Either the X-ray or radium had caused her dermatitis and nervousness.
They must be protected from the direct rays of the radium, which is refined.
At present, however, the scarcity and cost and danger of radium will keep it in the hands of the experimenter.
This, Professor Gurlone told him, was the effect of the radium rays.
Physicists did not take long to discover that the radiation from radium was very like the radiation in a "Crookes tube."
If brains were radium, you couldn't make a flicker on a scintillation counter.
We must be nearly at Snake Island, if there is any such place, and if were going to get that radium fortune its time we got busy.
What the discovery of radium implied was only gradually realised.
Excision, unless performed early, is of little avail, and in any case should be followed up by exposure to radium.
radium paint, I suppose, and no man has ever found how to stop the glow of radium.
radioactive metallic element, 1899, from French radium, named 1898 after identification by Marie Curie and her husband, formed in Modern Latin from Latin radius "ray" (see radius). So called for its power of emitting energy in the form of rays.

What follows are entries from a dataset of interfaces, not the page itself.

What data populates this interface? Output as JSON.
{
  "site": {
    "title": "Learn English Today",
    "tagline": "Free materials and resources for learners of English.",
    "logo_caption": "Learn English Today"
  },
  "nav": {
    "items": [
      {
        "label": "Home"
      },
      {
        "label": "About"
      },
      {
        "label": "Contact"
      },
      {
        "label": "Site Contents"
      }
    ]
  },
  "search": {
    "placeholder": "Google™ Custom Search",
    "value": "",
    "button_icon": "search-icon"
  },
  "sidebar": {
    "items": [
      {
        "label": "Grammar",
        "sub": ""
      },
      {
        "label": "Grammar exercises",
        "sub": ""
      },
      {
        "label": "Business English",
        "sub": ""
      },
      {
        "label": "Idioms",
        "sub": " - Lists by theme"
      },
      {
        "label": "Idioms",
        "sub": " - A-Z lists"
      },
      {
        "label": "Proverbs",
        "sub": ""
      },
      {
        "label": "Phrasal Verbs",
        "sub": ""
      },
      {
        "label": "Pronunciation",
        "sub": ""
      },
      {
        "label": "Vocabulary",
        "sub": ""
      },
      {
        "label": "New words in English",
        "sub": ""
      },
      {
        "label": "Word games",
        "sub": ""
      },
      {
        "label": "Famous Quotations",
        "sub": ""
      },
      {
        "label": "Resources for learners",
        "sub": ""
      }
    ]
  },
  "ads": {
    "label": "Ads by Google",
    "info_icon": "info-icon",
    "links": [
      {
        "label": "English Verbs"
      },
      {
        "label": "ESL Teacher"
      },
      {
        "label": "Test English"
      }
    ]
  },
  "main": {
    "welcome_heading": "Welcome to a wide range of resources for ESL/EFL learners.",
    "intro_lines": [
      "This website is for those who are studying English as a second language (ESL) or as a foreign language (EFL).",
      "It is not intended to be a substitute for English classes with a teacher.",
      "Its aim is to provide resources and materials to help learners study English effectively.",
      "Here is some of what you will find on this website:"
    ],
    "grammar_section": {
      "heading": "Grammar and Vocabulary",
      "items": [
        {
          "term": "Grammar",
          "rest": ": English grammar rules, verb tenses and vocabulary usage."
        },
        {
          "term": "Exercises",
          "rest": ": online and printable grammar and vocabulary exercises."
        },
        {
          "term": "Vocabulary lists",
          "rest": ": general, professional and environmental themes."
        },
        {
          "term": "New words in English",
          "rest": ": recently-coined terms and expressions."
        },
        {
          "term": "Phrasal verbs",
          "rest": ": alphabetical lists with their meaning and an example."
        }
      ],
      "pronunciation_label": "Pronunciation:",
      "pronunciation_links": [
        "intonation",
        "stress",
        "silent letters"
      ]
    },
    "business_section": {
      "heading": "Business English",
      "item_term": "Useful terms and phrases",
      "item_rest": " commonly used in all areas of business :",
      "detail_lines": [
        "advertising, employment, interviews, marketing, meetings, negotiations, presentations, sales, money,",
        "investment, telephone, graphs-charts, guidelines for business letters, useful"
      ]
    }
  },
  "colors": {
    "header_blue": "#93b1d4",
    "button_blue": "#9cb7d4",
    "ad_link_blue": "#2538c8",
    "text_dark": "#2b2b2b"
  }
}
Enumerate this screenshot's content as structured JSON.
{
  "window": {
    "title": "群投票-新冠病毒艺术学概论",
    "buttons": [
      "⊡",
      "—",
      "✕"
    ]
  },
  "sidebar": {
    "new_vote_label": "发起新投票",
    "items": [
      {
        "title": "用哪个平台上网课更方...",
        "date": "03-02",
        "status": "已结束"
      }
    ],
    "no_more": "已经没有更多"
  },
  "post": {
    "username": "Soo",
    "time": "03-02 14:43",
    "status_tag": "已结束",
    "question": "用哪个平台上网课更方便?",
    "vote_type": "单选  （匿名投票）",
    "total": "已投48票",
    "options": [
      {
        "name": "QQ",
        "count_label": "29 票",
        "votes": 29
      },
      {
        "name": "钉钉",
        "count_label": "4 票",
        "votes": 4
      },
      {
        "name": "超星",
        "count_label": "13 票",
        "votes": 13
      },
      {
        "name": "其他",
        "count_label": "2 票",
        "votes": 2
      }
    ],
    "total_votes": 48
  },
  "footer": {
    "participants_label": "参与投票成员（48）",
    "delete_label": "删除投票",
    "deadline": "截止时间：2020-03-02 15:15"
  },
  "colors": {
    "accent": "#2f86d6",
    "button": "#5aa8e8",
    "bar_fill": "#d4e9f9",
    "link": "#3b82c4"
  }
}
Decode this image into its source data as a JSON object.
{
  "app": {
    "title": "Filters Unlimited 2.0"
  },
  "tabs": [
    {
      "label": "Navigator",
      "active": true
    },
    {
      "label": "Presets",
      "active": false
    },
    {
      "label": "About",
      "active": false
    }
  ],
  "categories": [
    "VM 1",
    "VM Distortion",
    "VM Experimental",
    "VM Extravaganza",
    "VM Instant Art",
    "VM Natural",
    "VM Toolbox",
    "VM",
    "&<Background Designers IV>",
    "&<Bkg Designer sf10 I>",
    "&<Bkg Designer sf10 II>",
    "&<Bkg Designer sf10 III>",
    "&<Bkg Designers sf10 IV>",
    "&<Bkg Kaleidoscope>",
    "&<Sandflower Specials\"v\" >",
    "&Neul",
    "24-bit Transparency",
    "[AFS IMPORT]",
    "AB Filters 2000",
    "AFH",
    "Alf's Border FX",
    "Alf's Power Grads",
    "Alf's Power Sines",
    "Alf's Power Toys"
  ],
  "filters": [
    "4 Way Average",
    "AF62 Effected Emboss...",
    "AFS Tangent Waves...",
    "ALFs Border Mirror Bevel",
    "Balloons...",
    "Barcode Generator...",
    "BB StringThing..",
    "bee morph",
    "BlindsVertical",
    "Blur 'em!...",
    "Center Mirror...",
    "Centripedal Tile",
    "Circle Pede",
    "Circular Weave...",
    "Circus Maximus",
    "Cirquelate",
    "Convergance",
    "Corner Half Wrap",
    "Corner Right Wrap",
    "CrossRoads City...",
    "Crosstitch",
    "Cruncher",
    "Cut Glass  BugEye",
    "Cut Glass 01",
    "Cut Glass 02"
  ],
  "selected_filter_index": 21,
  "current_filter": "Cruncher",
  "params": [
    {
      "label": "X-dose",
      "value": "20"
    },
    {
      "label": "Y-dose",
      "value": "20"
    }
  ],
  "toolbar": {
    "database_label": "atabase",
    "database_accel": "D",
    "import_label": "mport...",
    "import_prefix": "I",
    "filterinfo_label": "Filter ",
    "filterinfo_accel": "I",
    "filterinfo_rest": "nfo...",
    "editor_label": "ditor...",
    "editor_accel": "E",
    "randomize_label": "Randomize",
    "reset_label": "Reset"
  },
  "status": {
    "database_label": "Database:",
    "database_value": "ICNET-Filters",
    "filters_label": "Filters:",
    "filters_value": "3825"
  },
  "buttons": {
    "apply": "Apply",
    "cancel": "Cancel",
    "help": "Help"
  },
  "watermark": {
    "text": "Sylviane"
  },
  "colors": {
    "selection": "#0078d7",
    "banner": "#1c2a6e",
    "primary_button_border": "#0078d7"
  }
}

radium ra·di·um (rā'dē-əm)
A luminescent, highly radioactive metallic element found in minute amounts in uranium ores, used as a neutron source for some research purposes, and formerly used in cancer radiotherapy; its most stable isotope is Ra 226 with a half-life of 1,622 years. Atomic number 88; melting point 700°C; boiling point 1,140°C; valence 2.
A rare, bright-white, highly radioactive element of the alkaline-earth group. It occurs naturally in very small amounts in ores and minerals containing uranium, and it is naturally luminescent. Radium is used as a source of radon gas for the treatment of disease and as a neutron source for scientific research. Its most stable isotope is Ra 226 with a half-life of 1,622 years. Atomic number 88; melting point 700°C; boiling point 1,737°C; valence 2. See Periodic Table.